**RECORDS SHOWN**
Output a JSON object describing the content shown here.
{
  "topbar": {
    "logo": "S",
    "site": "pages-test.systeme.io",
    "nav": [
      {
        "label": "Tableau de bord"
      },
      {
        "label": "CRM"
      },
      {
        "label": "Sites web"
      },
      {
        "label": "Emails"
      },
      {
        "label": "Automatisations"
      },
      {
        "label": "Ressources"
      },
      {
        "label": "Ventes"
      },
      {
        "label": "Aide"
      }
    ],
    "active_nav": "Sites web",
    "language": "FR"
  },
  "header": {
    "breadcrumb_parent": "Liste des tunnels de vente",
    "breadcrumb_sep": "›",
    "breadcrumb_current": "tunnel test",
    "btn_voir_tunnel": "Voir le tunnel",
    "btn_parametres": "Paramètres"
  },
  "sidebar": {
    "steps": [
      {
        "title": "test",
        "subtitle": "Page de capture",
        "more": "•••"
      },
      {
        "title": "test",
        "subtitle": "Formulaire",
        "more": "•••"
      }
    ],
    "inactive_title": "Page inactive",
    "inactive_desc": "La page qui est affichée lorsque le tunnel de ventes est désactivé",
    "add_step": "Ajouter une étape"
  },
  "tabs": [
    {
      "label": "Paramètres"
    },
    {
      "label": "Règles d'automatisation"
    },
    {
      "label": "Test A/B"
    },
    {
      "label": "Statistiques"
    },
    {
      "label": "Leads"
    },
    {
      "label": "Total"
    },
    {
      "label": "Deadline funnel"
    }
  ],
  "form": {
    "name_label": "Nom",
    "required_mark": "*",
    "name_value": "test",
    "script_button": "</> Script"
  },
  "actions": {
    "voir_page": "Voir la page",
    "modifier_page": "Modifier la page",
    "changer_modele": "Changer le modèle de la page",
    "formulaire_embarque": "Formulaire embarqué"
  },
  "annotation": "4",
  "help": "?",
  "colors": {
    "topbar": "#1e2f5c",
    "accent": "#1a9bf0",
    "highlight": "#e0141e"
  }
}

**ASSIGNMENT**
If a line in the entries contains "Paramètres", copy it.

**ANSWER SPACE**
    "btn_parametres": "Paramètres"
      "label": "Paramètres"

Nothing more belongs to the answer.